My first few sips were of the festival’s chosen varietal: Chardonnay.

International Festival Tasting 2013-10

Monterey County is home to Bridlewood Winery. Both Monterey 2010 Chardonnay ($19.99) and Santa Barbara 2011 Chardonnay ($19.99) were poured. My favourite of the two was the Monterey, a well-balanced wine that spends between six and nine months in 75% stainless steel and 25% oak barrels. I tasted hints of lime, apple, pineapple and mandarin orange, with a bit of honey. Bridlewood’s Santa Barbara Chardonnay cousin was similar but a bit more tropical and spicy to my palate.

International Festival Tasting 2013-29

Davis Bynum’s River West 2011 Chardonnay ($29.99) and Rodney Strong Vineyard’s Chalk Hill 2010 Chardonnay ($26.99) were at the same table, but differed vastly in taste.

While Healdsburg’s Chalk Hill had a creamier flavour, hints of Meyer lemon, and apple, and a softer texture enhanced by nine months in French oak, the River West was much crisper and tart. This Sonoma wine uses a select variety of Chardonnay “clones” to add overall complexity.

Another crisp, enjoyable chardonnay is Napa Valley’s Starmont 2010 Chardonnay. Also from Napa, the wine spends nine months in both French and American oak, and is 55% stainless steel, 45% barrel fermented. The wine’s got aromas of pineapple, pear, orange blossom, and hazelnut with a clean finish. I enjoyed the balance between sweet and crisp.

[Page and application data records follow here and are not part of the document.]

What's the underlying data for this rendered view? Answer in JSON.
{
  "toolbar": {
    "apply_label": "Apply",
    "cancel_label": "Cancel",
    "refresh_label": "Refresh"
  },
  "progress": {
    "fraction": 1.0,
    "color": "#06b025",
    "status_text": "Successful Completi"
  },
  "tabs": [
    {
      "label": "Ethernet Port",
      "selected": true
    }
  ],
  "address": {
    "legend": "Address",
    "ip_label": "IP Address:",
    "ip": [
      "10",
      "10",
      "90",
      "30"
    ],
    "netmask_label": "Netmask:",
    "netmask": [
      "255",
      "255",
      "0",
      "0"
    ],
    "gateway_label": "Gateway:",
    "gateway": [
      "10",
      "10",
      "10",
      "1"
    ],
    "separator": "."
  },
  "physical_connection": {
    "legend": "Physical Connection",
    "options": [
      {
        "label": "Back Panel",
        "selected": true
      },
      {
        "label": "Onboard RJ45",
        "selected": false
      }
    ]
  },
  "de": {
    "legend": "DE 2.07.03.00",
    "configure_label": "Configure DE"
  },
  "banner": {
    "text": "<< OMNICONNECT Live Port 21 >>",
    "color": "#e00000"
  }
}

One final favourite of the bunch for me was Cameron HughesLot 324 Atlas Peak Chardonnay ($22.99). The soft creaminess of the oak came through with the lemon curd, toasted almond, and honeysuckle. I especially loved the taste in my mouth after allowing the wine to sit for a few seconds on the palate. Perfect for cheese and crackers or on its own.

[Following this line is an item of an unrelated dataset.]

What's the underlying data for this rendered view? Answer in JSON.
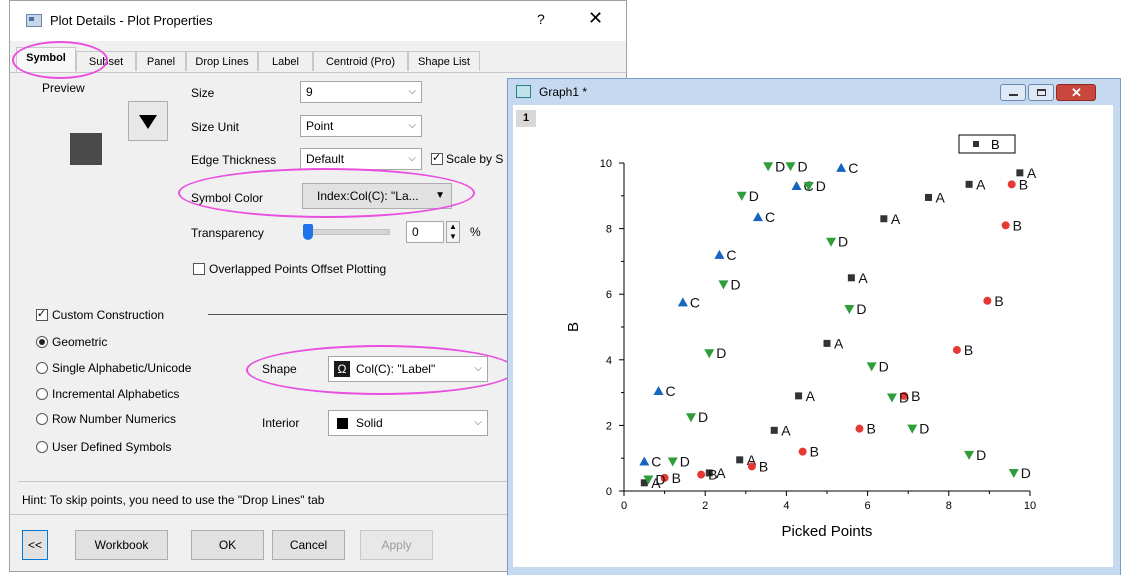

International Festival Tasting 2013-11

With the reds, I tasted an Australian Shiraz by Gemtree Vineyards, located in the heart of the McLaren Vale wine region. This Certified Organic winery is family-owned and began in 1960, producing fruit for some of the larger Australian distributors. In 1988, the first vintage was produced. Since 2011, they’ve been organically certified, and while biodynamic are not certified in that particular category.

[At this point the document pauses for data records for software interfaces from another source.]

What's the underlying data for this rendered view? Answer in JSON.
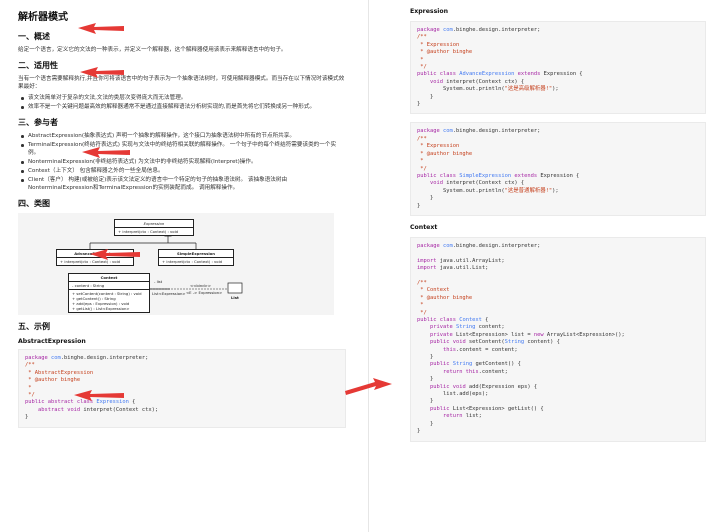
{
  "colors": {
    "arrow": "#e53935",
    "keyword": "#a626a4",
    "type": "#4078f2",
    "comment": "#c5401d"
  },
  "doc": {
    "title": "解析器模式",
    "sections": {
      "overview": {
        "heading": "一、概述",
        "text": "给定一个语言，定义它的文法的一种表示，并定义一个解释器，这个解释器使用该表示来解释语言中的句子。"
      },
      "applicability": {
        "heading": "二、适用性",
        "text": "当有一个语言需要解释执行,并且你可将该语言中的句子表示为一个抽象语法树时，可使用解释器模式。而当存在以下情况时该模式效果最好：",
        "bullets": [
          "该文法简单对于复杂的文法,文法的类层次变得庞大而无法管理。",
          "效率不是一个关键问题最高效的解释器通常不是通过直接解释语法分析树实现的,而是首先将它们转换成另一种形式。"
        ]
      },
      "participants": {
        "heading": "三、参与者",
        "bullets": [
          "AbstractExpression(抽象表达式) 声明一个抽象的解释操作，这个接口为抽象语法树中所有的节点所共享。",
          "TerminalExpression(终结符表达式) 实现与文法中的终结符相关联的解释操作。 一个句子中的每个终结符需要该类的一个实例。",
          "NonterminalExpression(非终结符表达式) 为文法中的非终结符实现解释(Interpret)操作。",
          "Context（上下文） 包含解释器之外的一些全局信息。",
          "Client（客户） 构建(或被给定)表示该文法定义的语言中一个特定的句子的抽象语法树。 该抽象语法树由NonterminalExpression和TerminalExpression的实例装配而成。 调用解释操作。"
        ]
      },
      "class_diagram": {
        "heading": "四、类图",
        "expression": {
          "name": "Expression",
          "method": "+ interpret(ctx : Context) : void"
        },
        "advance": {
          "name": "AdvanceExpression",
          "method": "+ interpret(ctx : Context) : void"
        },
        "simple": {
          "name": "SimpleExpression",
          "method": "+ interpret(ctx : Context) : void"
        },
        "context": {
          "name": "Context",
          "field": "- content : String",
          "methods": [
            "+ setContent(content : String) : void",
            "+ getContent() : String",
            "+ add(eps : Expression) : void",
            "+ getList() : List<Expression>"
          ]
        },
        "list_class": "List",
        "assoc_label_1": "- list",
        "assoc_label_2": "List<Expression>",
        "assoc_label_3": "<<bind>>",
        "assoc_label_4": "<E -> Expression>"
      },
      "example": {
        "heading": "五、示例",
        "sub": "AbstractExpression"
      }
    }
  },
  "right": {
    "expression_heading": "Expression",
    "context_heading": "Context"
  }
}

Their Uncut Shiraz 2010 ($24.99) spends 18 months in French oak, using fruit off of 40-year old vines. Winemaker Mike Brown is the proud recipient of four gold medals in his country’s wine competitions. I enjoyed the blackberry, plum, and jammy texture of this lovely wine that produces a complexity across the palate.

I Greppi Greppicia Rosso Doc 2009 ($69.99) is a treat. It’s lively with raspberry and cherry flavours, as well as having a firm tannin structure. You’d better believe that Tuscany is alive and well when it produces Chiantis of this stature. The Fattoria Viticcio estate is located in Greve in Chianti on 30 hectares of land midway between Florence and Siena.

International Festival Tasting 2013-12

I landed back in California to continue my red wine-tasting journey, sampling two wines: the “La Masía” 2009 Pinot Noir ($44), and the “Mas Cavalls” 2008 Pinot Noir ($44), both from Marimar Estate Vineyards. The vineyard’s 20 acres of Pinot grapes contain three different clones used in both wines poured last night.

La Masía is fermented in stainless steel and aged in premium French oak, with dark berries and orange peel aromas. The silky structure adds a hint of clove and cinnamon, and it’s a hearty wine perfect for steak.

Mas Cavalls also uses stainless steel fermentation and French oak, producing a deep black cherry flavour, with a bright acidity, a firm structure, and delightful finish.

International Festival Tasting 2013-25 International Festival Tasting 2013-27 International Festival Tasting 2013-28

The evening went by in flash as they have in past years. Mingling with friends, stopping for a snack, and people-watching add to a fun event that will be repeated tonight and tomorrow from 7 to 10 pm.

Some of the lovely volunteers who help make the festival happen

Don’t forget to thank a lovely volunteer on your way out. Without them, it would be a chaotic mess around the tasting room!

International Festival Tasting 2013-23 International Festival Tasting 2013-7 International Festival Tasting 2013/@TheSpitter interviews Charles Smith of @KVintners

More photos from the evening can be found here.

No Comments

No comments yet.

RSS feed for comments on this post.

Sorry, the comment form is closed at this time.